### Problem statement
Word for word, print out all of the data, omitting every image.

### Task inputs
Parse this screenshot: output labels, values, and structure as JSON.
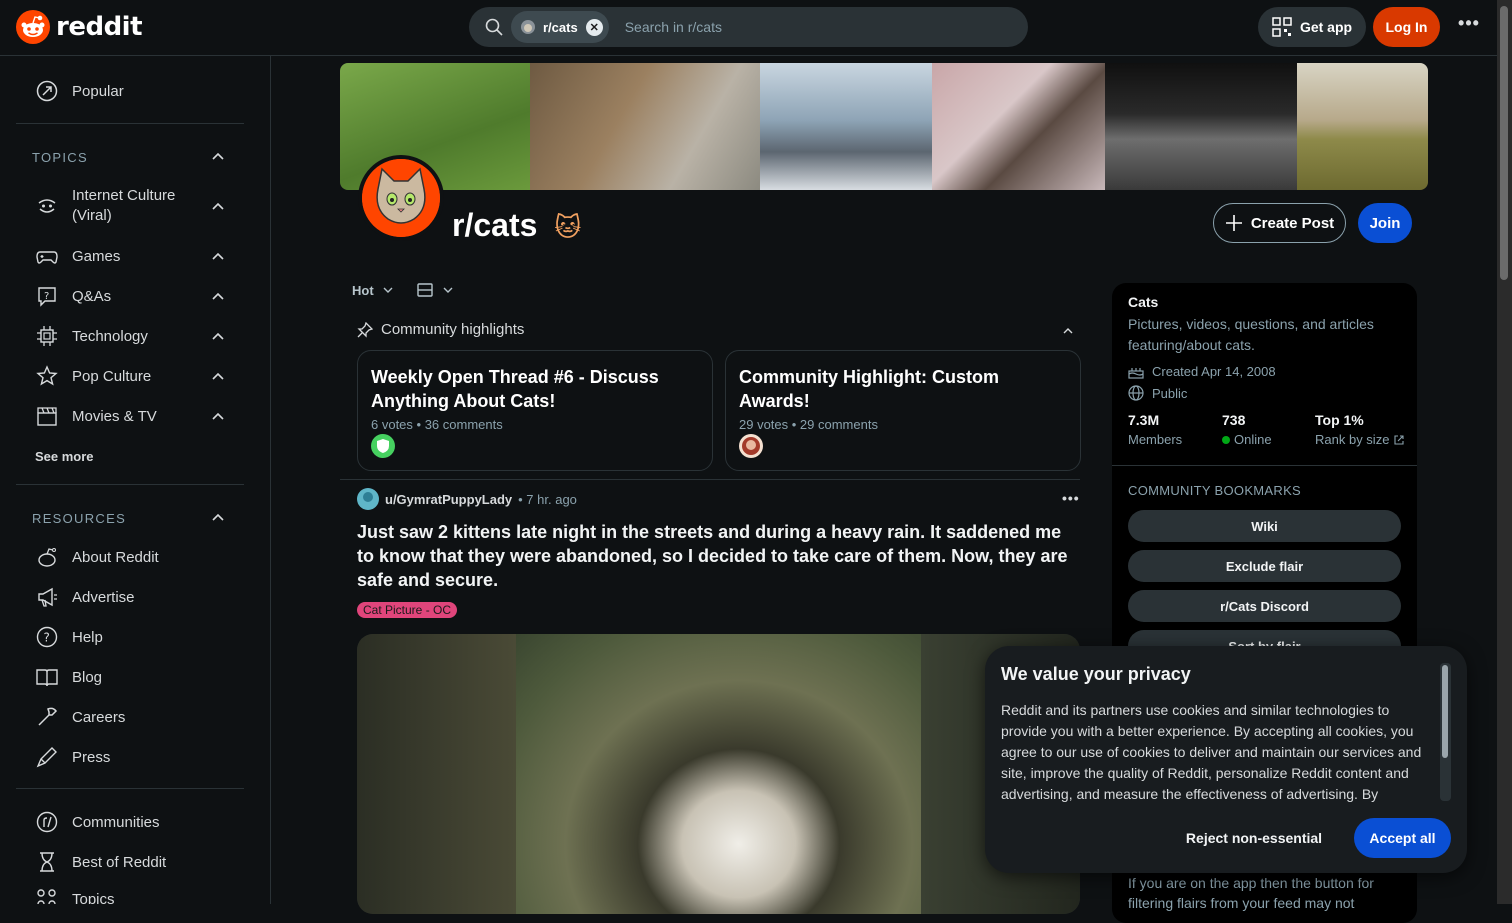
{
  "header": {
    "logo_text": "reddit",
    "search_chip": "r/cats",
    "search_placeholder": "Search in r/cats",
    "get_app": "Get app",
    "login": "Log In"
  },
  "sidebar": {
    "popular": "Popular",
    "topics_heading": "TOPICS",
    "topics": [
      {
        "label": "Internet Culture",
        "label2": "(Viral)"
      },
      {
        "label": "Games"
      },
      {
        "label": "Q&As"
      },
      {
        "label": "Technology"
      },
      {
        "label": "Pop Culture"
      },
      {
        "label": "Movies & TV"
      }
    ],
    "see_more": "See more",
    "resources_heading": "RESOURCES",
    "resources": [
      "About Reddit",
      "Advertise",
      "Help",
      "Blog",
      "Careers",
      "Press"
    ],
    "bottom": [
      "Communities",
      "Best of Reddit",
      "Topics"
    ]
  },
  "community": {
    "name": "r/cats",
    "create_post": "Create Post",
    "join": "Join"
  },
  "feed": {
    "sort": "Hot",
    "highlights_heading": "Community highlights",
    "highlights": [
      {
        "title": "Weekly Open Thread #6 - Discuss Anything About Cats!",
        "meta": "6 votes • 36 comments"
      },
      {
        "title": "Community Highlight: Custom Awards!",
        "meta": "29 votes • 29 comments"
      }
    ],
    "post": {
      "author": "u/GymratPuppyLady",
      "time": "• 7 hr. ago",
      "title": "Just saw 2 kittens late night in the streets and during a heavy rain. It saddened me to know that they were abandoned, so I decided to take care of them. Now, they are safe and secure.",
      "flair": "Cat Picture - OC"
    }
  },
  "about": {
    "name": "Cats",
    "description": "Pictures, videos, questions, and articles featuring/about cats.",
    "created": "Created Apr 14, 2008",
    "visibility": "Public",
    "members_value": "7.3M",
    "members_label": "Members",
    "online_value": "738",
    "online_label": "Online",
    "rank_value": "Top 1%",
    "rank_label": "Rank by size",
    "bookmarks_heading": "COMMUNITY BOOKMARKS",
    "bookmarks": [
      "Wiki",
      "Exclude flair",
      "r/Cats Discord",
      "Sort by flair"
    ],
    "bottom_text": "If you are on the app then the button for filtering flairs from your feed may not"
  },
  "cookie": {
    "title": "We value your privacy",
    "body": "Reddit and its partners use cookies and similar technologies to provide you with a better experience. By accepting all cookies, you agree to our use of cookies to deliver and maintain our services and site, improve the quality of Reddit, personalize Reddit content and advertising, and measure the effectiveness of advertising. By",
    "reject": "Reject non-essential",
    "accept": "Accept all"
  },
  "colors": {
    "brand": "#ff4500",
    "login": "#d93900",
    "join": "#0a4fd4",
    "online": "#01a816",
    "flair": "#e0457b"
  }
}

### Answer
Parse this screenshot: output labels, values, and structure as JSON.
{
  "header": {
    "logo_text": "reddit",
    "search_chip": "r/cats",
    "search_placeholder": "Search in r/cats",
    "get_app": "Get app",
    "login": "Log In"
  },
  "sidebar": {
    "popular": "Popular",
    "topics_heading": "TOPICS",
    "topics": [
      {
        "label": "Internet Culture",
        "label2": "(Viral)"
      },
      {
        "label": "Games"
      },
      {
        "label": "Q&As"
      },
      {
        "label": "Technology"
      },
      {
        "label": "Pop Culture"
      },
      {
        "label": "Movies & TV"
      }
    ],
    "see_more": "See more",
    "resources_heading": "RESOURCES",
    "resources": [
      "About Reddit",
      "Advertise",
      "Help",
      "Blog",
      "Careers",
      "Press"
    ],
    "bottom": [
      "Communities",
      "Best of Reddit",
      "Topics"
    ]
  },
  "community": {
    "name": "r/cats",
    "create_post": "Create Post",
    "join": "Join"
  },
  "feed": {
    "sort": "Hot",
    "highlights_heading": "Community highlights",
    "highlights": [
      {
        "title": "Weekly Open Thread #6 - Discuss Anything About Cats!",
        "meta": "6 votes • 36 comments"
      },
      {
        "title": "Community Highlight: Custom Awards!",
        "meta": "29 votes • 29 comments"
      }
    ],
    "post": {
      "author": "u/GymratPuppyLady",
      "time": "• 7 hr. ago",
      "title": "Just saw 2 kittens late night in the streets and during a heavy rain. It saddened me to know that they were abandoned, so I decided to take care of them. Now, they are safe and secure.",
      "flair": "Cat Picture - OC"
    }
  },
  "about": {
    "name": "Cats",
    "description": "Pictures, videos, questions, and articles featuring/about cats.",
    "created": "Created Apr 14, 2008",
    "visibility": "Public",
    "members_value": "7.3M",
    "members_label": "Members",
    "online_value": "738",
    "online_label": "Online",
    "rank_value": "Top 1%",
    "rank_label": "Rank by size",
    "bookmarks_heading": "COMMUNITY BOOKMARKS",
    "bookmarks": [
      "Wiki",
      "Exclude flair",
      "r/Cats Discord",
      "Sort by flair"
    ],
    "bottom_text": "If you are on the app then the button for filtering flairs from your feed may not"
  },
  "cookie": {
    "title": "We value your privacy",
    "body": "Reddit and its partners use cookies and similar technologies to provide you with a better experience. By accepting all cookies, you agree to our use of cookies to deliver and maintain our services and site, improve the quality of Reddit, personalize Reddit content and advertising, and measure the effectiveness of advertising. By",
    "reject": "Reject non-essential",
    "accept": "Accept all"
  },
  "colors": {
    "brand": "#ff4500",
    "login": "#d93900",
    "join": "#0a4fd4",
    "online": "#01a816",
    "flair": "#e0457b"
  }
}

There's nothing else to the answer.